In addition to highlighting the unsung heroes, awards are given to individuals who are champions for the cause of health equity. Many have been directly impacted by chronic disease or have a compelling experience that undergirds their work. Others have provided support and leadership to the National Community-Based Organization Network. We honor and showcase those doing great work in the community and mark this milestone by lifting up the many individuals who have made change possible in our community. 

The 2023 Lucille Webb Award is presented annually to an individual who exemplifies community leadership in Community-Based Public Health. The award honored the work of Dr. Tabia Henry Akintobi. Dr. Akintobi serves as Morehouse School of Medicine’s (MSM) Associate Dean of Community Engagement, Chair of Community Health and Preventive Medicine, Professor, and Principal Investigator of the MSM Prevention Research Center. CCPH also recognized Dr. Tabia Henry Akintobi’s leadership and dedication to forging and sustaining community-engaged partnerships.

Dr. Tonya Roberson, the President of NCBON presented the 2023 President’s Award to Alfred Lacks-Carter Jr. Alfred is the grandson of the legendary Henrietta Lacks*. The award recognized his unwavering work as he traveled the world educating and sharing his grandmother’s incredible story of unknowingly creating the HeLa cells, the first immortalized human cell line. Alfred works diligently to ensure that Henrietta Lacks’ legacy is secured with all due respect, honor, and dignity because we all are recipients of her contribution to medicine, research, and science. Alfred Lacks-Carter, Jr. promotes access to quality health care, clinical trials, advocacy, and literacy. He is the perfect person to accept this award in honor of his grandmother and is proud of her legacy and works to keep it alive to encourage others.
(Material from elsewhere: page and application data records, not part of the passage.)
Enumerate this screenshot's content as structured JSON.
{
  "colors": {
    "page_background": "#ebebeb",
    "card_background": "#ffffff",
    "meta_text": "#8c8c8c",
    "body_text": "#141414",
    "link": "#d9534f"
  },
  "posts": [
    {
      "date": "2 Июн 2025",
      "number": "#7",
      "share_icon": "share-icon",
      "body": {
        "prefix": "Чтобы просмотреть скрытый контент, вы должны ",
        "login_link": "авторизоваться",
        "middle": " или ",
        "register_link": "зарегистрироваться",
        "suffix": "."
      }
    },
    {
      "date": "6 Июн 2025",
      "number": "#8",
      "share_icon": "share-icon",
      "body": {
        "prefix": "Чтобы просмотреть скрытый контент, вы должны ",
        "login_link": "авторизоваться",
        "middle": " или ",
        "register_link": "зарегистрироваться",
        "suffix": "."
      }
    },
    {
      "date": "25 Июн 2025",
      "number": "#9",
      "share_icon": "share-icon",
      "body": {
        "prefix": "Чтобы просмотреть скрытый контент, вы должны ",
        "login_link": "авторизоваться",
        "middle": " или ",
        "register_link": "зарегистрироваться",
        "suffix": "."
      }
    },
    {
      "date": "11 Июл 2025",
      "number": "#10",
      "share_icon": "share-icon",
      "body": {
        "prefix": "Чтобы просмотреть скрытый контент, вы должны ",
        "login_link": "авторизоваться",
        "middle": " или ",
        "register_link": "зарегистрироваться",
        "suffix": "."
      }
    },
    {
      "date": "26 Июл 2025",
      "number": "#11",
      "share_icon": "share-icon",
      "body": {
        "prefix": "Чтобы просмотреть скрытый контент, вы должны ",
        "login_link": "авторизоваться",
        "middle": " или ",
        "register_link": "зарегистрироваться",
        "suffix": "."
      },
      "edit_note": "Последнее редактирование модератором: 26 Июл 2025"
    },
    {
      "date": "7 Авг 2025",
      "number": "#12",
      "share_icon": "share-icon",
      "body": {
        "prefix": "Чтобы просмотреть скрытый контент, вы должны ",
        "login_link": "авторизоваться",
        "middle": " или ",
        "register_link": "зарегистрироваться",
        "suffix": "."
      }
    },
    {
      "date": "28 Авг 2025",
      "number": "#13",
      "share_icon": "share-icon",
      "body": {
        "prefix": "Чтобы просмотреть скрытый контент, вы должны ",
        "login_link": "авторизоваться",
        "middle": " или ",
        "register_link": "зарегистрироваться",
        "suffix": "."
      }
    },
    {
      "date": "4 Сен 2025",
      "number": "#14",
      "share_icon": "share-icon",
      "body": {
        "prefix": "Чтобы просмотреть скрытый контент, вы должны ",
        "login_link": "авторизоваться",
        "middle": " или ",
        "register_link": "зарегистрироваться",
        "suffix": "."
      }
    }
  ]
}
The 2023 Morehouse School of Medicine Award is meant to recognize individuals who have dedicated their work to servicing the community by securing and nurturing community partnerships while amplifying health equity by dismantling barriers to equitable health services. The award honored the work of Mrs. Sabrina Mobley-Frazier for her work as a veteran Community Health Worker, serving the state of Georgia for over 14 years. Mrs. Mobley-Frazier’s interdisciplinary skill set enhances health outcomes related to community health work and offers relevant and innovative methods for addressing health disparities.

Congratulations to all of those who were recognized at this event. Although we cannot honor each of these individuals enough for the fantastic work that they have done and continue to do for the community, we thank them for their passion and dedication and for being in community with us.
About Henrietta Lacks

*Henrietta was the uninformed source of the HeLa cell line, the first immortalized human cell line, and continues to be the hot topic of conversation as her cells served as an invaluable source of medical data and simultaneously continue to bring to the forefront the concerns of privacy and patients’ rights.

Special thanks to Dr. Tonya Roberson, President of NCBON and to the team at Morehouse School of Medicine; Dr. Tabia Akintobi & Dr. Charity Mitchell for their facilitation and contributions to this piece.